The need for achieving an efficient way of working together and mutually supporting each other has brought a lot of attention to the research and development of new types of collaborative models. This presentation explores these new types of collaboration in translation with a focus on cooperative translation, which has gained more importance as an alternative way of jointly producing and managing translation. This type of translation is usually driven by translation cooperatives, collectives, solidarity groups, translation associations and open-source initiatives that are owned and governed collectively by their workers/producers/members. However, there is a lack of knowledge about how they achieve collaboration and cooperation among their workers and members. In this regard, I will discuss how translation theory and praxis meet with cooperation (i.e., transcooperation) in the form of newly emerged translation cooperatives and where it fits in other types of collaborative translation activities. To achieve this, I will present concrete examples of translation cooperatives available in the translation industry by underlining their main similarities and differences from other types of collaborative actions. By doing so, it is hoped to contribute to the efforts towards ensuring inter-professional and inter-cultural collaboration and cooperation with translation.


Presentation 4: Collaborative research projects: challenges for academia and the industry
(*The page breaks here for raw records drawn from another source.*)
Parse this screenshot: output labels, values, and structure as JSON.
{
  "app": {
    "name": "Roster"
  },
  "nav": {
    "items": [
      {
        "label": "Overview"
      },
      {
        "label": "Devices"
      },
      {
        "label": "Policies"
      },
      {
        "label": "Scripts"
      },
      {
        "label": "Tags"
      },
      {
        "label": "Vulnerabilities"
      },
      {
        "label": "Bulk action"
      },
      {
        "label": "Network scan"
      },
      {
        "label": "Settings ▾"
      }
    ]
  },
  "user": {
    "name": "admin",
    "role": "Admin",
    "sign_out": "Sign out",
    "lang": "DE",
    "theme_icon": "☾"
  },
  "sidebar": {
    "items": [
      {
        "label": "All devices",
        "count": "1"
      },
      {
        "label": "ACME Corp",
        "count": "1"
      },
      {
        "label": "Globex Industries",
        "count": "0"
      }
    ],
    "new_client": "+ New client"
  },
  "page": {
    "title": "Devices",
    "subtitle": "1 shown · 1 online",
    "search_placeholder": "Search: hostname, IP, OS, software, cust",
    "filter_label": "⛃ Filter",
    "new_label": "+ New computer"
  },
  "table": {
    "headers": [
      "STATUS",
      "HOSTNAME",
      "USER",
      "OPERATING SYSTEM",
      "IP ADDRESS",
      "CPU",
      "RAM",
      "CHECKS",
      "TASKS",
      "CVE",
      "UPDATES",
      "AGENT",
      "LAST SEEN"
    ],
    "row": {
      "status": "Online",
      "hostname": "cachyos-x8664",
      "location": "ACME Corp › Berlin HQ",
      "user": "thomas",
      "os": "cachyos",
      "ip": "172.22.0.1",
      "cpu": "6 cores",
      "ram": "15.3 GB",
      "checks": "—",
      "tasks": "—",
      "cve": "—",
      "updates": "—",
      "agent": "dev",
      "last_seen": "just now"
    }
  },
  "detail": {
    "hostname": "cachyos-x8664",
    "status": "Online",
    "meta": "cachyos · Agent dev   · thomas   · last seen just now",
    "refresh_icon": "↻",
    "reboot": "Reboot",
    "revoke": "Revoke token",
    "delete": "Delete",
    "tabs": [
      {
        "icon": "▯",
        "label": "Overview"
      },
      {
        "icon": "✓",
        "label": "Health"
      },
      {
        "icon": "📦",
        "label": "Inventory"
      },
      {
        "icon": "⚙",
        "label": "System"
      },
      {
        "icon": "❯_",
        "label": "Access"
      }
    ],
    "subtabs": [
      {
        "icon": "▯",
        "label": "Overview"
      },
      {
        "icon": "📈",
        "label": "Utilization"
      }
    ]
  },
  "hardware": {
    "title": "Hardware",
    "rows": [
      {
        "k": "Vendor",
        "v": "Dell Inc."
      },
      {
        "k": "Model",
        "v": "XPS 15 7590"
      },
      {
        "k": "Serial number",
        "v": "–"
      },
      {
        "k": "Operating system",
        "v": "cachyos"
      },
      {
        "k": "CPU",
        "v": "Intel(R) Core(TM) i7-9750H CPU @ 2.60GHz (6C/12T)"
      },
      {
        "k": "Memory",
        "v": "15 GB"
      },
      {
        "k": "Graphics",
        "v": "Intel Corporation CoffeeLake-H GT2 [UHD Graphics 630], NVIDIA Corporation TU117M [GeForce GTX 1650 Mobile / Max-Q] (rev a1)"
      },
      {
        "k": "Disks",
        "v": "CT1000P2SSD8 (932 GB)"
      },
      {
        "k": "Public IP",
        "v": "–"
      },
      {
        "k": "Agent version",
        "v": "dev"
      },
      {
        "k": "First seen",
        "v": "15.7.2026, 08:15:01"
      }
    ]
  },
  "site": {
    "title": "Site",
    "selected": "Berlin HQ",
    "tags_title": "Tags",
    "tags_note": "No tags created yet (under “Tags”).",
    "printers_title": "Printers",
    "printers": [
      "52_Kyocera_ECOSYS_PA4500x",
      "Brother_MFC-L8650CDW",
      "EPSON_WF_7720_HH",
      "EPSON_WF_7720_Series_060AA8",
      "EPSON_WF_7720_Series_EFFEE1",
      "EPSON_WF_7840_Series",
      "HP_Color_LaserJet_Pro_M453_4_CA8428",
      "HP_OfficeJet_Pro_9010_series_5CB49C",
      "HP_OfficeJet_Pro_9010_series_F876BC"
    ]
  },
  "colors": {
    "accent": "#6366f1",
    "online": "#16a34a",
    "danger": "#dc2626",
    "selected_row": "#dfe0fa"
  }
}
Joss Moorkens, Dublin City University

Félix do Carmo, University of Surrey

As research groups and centres, there are expectations to engage with industry and society, and to attract funding from non-exchequer and industrial sources. This can be particularly challenging for academics from the humanities. In this presentation, Félix do Carmo and Joss Moorkens reflect on their experience of industry collaboration, particularly for cofunded projects, in the ADAPT Centre in Dublin and at the University of Surrey. From building relationships to pitching projects and actively negotiating with companies, their experience has included successes and failures. When projects succeed, there can be mutual benefits in terms of research findings, cocreation of knowledge, publications, addressing personal and group performance indicators, and opportunities for follow-up projects. However, building collaborative projects is hard work, that can feel like lost time when projects do not come together.


Presentation 5: Involving User Communities in T&I Technology Research: A Tale of Two MT Projects

Lynne Bowker, University of Ottawa

Translation and interpreting (T&I) technologies have become increasingly embedded in the language professions and in society more broadly. Where there are tools, there are also users. However, at this point, we know comparatively little about tool users and their needs. To rectify this, more T&I researchers are turning their attention towards user studies, perhaps bringing us closer to a “user turn” in T&I technology research. To be effective, user studies must be approached thoughtfully, and rather than seeking to reinvent the wheel, T&I researchers might find inspiration in the methods used in other fields. For instance, during the COVID-19 pandemic, the field of population health became highly visible, as did some of the methods used in this field, such as community-based participatory research (CBPR). This presentation will explore the principles, advantages and potential barriers to uptake of CBPR in T&I technology research, illustrating its potential through two examples of machine translation research projects – one less successful project that did not adopt CBPR and one more successful project that did.


Joanna Gough

Joanna Gough

University of Surrey

Feliz do Carmo

Félix do Carmo

University of Surrey